Element data from apps and pages:
* * *

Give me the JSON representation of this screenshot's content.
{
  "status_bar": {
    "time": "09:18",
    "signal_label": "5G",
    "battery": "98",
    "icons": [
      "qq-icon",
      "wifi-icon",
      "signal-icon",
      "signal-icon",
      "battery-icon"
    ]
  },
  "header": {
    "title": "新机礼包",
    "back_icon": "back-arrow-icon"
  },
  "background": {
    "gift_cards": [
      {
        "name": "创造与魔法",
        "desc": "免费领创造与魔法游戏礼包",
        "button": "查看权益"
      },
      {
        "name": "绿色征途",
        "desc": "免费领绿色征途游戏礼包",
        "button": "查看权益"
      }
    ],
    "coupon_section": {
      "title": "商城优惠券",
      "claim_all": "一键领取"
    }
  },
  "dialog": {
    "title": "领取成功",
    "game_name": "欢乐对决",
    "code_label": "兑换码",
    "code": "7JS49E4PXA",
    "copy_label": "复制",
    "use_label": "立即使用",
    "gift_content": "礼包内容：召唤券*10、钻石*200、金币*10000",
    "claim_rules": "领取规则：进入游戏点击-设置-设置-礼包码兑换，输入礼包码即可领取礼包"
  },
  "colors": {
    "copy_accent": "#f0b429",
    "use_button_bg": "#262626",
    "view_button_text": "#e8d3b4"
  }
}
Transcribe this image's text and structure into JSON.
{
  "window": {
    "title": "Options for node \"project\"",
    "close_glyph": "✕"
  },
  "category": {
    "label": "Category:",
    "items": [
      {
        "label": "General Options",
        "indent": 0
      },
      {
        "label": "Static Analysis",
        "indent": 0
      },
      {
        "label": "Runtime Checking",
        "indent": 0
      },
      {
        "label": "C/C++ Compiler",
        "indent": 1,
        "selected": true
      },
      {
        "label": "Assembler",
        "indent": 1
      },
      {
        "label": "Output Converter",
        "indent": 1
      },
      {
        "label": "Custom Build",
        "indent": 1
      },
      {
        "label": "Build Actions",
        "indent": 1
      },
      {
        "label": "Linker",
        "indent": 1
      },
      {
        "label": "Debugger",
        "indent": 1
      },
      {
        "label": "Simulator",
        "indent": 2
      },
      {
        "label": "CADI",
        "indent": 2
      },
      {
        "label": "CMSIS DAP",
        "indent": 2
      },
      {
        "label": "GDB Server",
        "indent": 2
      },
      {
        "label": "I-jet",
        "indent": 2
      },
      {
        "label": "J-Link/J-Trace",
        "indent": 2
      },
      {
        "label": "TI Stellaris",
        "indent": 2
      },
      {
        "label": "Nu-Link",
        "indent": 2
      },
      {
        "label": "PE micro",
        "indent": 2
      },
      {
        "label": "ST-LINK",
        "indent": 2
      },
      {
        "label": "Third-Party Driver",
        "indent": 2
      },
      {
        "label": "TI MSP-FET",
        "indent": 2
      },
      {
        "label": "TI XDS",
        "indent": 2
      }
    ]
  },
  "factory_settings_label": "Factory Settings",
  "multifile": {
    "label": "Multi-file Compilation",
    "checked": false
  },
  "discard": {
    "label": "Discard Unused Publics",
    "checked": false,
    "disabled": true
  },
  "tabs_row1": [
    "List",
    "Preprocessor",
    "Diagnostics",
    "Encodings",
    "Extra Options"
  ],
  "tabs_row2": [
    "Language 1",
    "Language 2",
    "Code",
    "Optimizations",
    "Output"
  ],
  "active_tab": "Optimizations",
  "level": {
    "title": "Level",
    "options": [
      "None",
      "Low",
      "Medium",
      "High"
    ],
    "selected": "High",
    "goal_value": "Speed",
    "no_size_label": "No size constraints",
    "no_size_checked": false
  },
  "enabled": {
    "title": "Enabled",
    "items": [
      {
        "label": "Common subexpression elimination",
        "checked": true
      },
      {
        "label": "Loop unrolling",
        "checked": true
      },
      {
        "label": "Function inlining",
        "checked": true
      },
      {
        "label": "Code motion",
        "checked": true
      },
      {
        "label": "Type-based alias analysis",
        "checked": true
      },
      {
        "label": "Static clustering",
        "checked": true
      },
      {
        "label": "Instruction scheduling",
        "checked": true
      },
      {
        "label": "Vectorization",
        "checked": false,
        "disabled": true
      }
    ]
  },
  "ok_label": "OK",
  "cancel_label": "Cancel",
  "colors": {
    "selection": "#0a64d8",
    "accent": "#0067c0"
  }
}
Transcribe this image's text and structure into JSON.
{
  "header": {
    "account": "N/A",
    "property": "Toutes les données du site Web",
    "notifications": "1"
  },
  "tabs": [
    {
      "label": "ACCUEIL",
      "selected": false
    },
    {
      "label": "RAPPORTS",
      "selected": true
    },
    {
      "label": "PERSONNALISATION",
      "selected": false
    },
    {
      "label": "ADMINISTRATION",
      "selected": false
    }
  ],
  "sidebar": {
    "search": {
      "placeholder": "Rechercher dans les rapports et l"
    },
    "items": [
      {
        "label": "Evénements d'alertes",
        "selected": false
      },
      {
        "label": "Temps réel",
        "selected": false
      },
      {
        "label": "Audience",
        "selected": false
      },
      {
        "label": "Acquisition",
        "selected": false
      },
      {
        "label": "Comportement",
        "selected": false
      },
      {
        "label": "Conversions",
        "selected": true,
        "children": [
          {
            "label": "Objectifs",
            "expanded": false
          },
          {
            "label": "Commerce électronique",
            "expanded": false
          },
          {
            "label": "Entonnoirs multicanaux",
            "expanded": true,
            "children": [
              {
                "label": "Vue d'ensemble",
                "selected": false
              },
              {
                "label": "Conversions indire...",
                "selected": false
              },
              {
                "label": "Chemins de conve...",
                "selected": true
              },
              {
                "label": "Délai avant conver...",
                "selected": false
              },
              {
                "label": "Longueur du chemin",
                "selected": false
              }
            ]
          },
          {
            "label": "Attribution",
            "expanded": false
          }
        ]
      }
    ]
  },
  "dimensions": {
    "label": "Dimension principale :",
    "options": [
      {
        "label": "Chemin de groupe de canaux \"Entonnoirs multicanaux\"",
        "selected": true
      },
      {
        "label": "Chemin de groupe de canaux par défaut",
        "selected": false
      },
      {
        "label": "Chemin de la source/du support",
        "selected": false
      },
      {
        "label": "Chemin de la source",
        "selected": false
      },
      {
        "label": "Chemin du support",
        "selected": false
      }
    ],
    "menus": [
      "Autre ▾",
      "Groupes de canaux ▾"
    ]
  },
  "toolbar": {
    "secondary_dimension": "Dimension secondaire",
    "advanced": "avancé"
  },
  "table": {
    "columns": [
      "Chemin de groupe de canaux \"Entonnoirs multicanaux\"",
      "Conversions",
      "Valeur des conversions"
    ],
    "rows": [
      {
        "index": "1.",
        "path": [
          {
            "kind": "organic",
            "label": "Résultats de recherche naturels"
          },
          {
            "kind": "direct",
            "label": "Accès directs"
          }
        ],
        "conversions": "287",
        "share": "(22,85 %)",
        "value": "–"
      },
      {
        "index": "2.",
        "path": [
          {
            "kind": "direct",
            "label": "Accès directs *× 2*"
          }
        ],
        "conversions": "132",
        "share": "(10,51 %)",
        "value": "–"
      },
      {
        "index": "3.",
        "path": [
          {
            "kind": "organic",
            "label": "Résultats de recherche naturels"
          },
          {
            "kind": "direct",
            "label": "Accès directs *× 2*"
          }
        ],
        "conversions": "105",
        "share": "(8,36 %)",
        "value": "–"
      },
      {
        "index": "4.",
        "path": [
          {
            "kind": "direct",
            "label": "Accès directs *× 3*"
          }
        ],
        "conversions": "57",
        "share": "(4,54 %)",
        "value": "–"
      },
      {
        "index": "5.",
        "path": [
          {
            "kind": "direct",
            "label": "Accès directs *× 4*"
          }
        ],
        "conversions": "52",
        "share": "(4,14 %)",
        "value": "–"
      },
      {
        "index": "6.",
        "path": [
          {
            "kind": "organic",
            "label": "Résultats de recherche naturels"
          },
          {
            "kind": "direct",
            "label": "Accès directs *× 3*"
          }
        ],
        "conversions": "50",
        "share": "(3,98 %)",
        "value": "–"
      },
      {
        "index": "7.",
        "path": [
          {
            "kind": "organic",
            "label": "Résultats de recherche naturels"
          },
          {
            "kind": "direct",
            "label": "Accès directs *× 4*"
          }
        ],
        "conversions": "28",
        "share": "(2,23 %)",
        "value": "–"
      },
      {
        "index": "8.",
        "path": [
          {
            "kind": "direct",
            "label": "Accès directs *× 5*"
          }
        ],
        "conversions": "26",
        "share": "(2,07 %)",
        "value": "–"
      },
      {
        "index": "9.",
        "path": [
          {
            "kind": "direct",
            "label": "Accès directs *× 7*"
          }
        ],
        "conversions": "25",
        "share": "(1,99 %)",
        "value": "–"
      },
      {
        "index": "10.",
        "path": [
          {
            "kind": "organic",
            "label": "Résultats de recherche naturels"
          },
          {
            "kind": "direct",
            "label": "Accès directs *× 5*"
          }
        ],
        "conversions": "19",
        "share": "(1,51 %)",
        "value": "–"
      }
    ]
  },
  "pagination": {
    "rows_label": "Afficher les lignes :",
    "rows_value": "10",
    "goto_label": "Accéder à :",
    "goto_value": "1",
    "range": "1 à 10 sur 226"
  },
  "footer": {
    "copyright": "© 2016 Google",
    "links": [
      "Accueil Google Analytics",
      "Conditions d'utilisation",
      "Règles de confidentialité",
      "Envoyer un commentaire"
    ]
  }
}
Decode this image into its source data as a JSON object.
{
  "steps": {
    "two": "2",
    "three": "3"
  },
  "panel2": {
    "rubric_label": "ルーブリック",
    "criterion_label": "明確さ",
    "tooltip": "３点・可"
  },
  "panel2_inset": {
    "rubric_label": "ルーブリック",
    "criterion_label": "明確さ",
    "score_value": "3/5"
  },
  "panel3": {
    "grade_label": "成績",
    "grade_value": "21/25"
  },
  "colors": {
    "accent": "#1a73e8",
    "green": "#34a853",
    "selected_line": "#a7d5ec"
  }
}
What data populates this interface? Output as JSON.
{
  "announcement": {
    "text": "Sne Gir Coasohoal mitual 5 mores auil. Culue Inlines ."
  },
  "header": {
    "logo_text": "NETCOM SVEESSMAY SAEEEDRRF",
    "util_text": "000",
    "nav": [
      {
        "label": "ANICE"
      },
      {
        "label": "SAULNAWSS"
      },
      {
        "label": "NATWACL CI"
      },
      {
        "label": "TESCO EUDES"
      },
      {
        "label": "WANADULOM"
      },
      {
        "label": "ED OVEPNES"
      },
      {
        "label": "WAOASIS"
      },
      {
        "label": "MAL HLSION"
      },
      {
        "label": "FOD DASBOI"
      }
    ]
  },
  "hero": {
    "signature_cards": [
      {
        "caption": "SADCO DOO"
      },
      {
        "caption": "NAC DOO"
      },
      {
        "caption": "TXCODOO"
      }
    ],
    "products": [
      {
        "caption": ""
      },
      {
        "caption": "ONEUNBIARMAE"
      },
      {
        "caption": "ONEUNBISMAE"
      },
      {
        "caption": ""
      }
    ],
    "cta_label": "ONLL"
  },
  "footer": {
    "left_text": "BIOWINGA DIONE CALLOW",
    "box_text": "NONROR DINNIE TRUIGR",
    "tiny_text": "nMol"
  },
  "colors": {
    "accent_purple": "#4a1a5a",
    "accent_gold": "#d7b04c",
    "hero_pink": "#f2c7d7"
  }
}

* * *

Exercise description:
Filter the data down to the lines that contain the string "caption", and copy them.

Written response:
        "caption": "SADCO DOO"
        "caption": "NAC DOO"
        "caption": "TXCODOO"
        "caption": ""
        "caption": "ONEUNBIARMAE"
        "caption": "ONEUNBISMAE"
        "caption": ""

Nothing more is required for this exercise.